Here's something to ponder in the wake of Jason Bush's talk, as we await the next lecture (on April 23rd) in the Ethics Center Seminar series where theologian Ted Peters (author of The Stem Cell Debate) will take up some of the more sticky moral controversies that Jason punted on last week! While a lot of the opposition to stem cell research in the US comes from the religious right, especially over the issue of embryonic stem cell research, there is opposition from the left as well - especially the "alternative medicine" left which sees everything in western medicine as being somehow tainted and unnatural. And then, by (illogical) extension, that any other "alternative" to western medicine is therefore much better for you, even if practitioners of said alternative don't have a clue about how their medicine works, if it works at all! But what if "eastern" medicine starts offering therapies based on stem cell research (and other products of "western" science)? And start doing so when such therapies are not available here in the west? Skeptico raises this question in an interesting commentary on an NPR story about how some Americans are heading to China seeking stem cell therapies not available in the US. In addition to the welcome and enjoyable bashing of irrational "skeptics" like Bill Maher, Skeptico makes this important point:
The truth is, ancient people, who did not understand how the body works or what really made people ill, just made stuff up about these things. The ancient Chinese made up stuff about meridians and chi. Ancient Indians made up stuff about chakras. Ancient Europeans made up stuff about humors. We now know better, and so have abandoned humors and bloodletting. The only mystery is why people still insist that chi and chakras are real. But whatever you believe is real, the distinction clearly is not between “western” and “eastern” (fill in your preferred country) therapies. The distinction is between therapies that work and those that don’t. Scientists in China are researching real medicine, and trying to find out what works and what doesn’t, just like scientists in the west. Maybe some have oversold their results, but scientific procedures, not ancient myth, will ultimately decide what works and what doesn’t.

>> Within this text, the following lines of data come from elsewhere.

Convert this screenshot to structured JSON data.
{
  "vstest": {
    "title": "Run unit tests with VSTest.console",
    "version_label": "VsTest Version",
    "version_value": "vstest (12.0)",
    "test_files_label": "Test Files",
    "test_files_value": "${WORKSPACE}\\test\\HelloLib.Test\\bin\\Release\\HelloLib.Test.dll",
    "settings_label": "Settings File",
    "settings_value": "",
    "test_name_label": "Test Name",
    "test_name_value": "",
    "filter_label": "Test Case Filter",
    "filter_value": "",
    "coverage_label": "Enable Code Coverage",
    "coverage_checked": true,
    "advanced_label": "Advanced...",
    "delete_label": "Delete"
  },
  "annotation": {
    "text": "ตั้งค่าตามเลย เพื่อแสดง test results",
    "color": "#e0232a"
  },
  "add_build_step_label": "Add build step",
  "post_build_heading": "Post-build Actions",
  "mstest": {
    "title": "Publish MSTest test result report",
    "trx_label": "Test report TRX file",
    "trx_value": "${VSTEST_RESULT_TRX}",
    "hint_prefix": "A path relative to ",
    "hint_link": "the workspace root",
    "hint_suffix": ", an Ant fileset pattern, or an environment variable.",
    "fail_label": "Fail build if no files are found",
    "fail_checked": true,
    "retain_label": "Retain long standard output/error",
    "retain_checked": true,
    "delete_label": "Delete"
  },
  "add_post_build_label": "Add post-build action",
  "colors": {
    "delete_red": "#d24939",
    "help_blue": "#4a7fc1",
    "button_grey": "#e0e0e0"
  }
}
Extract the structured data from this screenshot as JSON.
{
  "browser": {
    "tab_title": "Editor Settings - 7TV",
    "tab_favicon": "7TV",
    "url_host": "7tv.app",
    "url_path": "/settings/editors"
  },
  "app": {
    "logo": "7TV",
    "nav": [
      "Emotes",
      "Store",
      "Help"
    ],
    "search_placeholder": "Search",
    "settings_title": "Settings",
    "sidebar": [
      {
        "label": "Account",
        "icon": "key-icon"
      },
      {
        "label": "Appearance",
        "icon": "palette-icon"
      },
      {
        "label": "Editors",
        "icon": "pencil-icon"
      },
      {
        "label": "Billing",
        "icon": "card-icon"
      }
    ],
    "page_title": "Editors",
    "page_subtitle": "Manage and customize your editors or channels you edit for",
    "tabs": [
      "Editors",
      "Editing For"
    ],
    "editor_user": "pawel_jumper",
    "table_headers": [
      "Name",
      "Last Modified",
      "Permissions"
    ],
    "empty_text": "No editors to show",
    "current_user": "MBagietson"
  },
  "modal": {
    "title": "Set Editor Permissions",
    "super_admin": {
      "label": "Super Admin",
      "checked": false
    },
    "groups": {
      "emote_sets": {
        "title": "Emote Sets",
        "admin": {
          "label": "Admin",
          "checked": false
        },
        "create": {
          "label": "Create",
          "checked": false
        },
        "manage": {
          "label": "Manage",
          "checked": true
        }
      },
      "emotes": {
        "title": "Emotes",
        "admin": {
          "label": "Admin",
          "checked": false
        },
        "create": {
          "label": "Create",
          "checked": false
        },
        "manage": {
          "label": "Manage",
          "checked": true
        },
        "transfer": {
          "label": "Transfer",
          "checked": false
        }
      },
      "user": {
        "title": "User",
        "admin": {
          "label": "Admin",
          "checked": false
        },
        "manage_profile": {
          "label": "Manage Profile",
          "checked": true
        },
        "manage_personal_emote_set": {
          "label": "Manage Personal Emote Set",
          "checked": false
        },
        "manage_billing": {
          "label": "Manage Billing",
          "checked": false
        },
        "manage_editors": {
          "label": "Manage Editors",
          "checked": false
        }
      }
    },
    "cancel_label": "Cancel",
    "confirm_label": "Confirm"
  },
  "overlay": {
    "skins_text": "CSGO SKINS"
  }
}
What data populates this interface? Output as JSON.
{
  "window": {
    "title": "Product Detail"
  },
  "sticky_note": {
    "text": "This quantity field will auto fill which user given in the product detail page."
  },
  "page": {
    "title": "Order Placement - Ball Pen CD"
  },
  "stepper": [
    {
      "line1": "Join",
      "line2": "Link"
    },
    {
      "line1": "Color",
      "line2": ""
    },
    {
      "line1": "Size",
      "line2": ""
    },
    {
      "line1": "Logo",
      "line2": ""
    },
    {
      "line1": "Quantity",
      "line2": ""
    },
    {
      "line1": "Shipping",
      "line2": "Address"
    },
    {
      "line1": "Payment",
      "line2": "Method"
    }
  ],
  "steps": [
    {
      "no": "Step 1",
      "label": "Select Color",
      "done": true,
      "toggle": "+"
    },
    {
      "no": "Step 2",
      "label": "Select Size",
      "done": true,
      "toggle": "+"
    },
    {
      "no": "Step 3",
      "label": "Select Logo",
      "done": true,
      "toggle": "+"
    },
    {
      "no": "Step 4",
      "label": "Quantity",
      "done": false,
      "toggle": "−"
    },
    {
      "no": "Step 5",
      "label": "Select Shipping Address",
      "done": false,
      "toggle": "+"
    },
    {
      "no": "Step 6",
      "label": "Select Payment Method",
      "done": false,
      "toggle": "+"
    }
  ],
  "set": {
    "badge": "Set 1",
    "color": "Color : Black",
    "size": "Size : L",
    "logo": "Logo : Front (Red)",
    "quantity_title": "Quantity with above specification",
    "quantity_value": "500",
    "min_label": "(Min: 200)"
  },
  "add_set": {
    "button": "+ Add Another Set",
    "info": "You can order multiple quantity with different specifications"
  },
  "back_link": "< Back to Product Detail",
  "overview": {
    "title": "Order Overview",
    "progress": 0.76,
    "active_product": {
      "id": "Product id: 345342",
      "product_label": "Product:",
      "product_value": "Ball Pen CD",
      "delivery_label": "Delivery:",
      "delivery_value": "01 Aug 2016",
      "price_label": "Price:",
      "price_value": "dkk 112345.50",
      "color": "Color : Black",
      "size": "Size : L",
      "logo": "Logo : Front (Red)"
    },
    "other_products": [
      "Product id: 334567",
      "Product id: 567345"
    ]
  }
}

So can we now please abandon this pretence that doctors in the west practice something called “western medicine”, while the Chinese have access to some secret knowledge that “western science” still hasn’t yet caught up with? There is only medicine that works – or at least, is backed by reliable evidence that it does – and pre-scientific superstitious quackery that doesn’t. The East/West labels mean nothing. And the next time some twit like Maher intones gravely against “western medicine”, just say, “yeah, I don’t fancy bloodletting either” - and advise him to go visit Doctor Hu in Hangzhou. Preferably on a one-way ticket.
I've always thought that the main criterion in medicine is whether it works. Even if we don't fully understand underlying mechanisms! Any good medicine should aim to cure the afflicted, without getting caught up in its own dogmas about how the human body is supposed to work. Figuring out the "how" and "why" of any successful medicine - well that's the job of science. That's why you can have many "alternative" medicines, but only one science - for there is no western or eastern science once we understand how any particular disease and its cure works, is there? And on the flip side (and this may raise some of your hackles), that's why medicine (even in the west) isn't always necessarily a science either!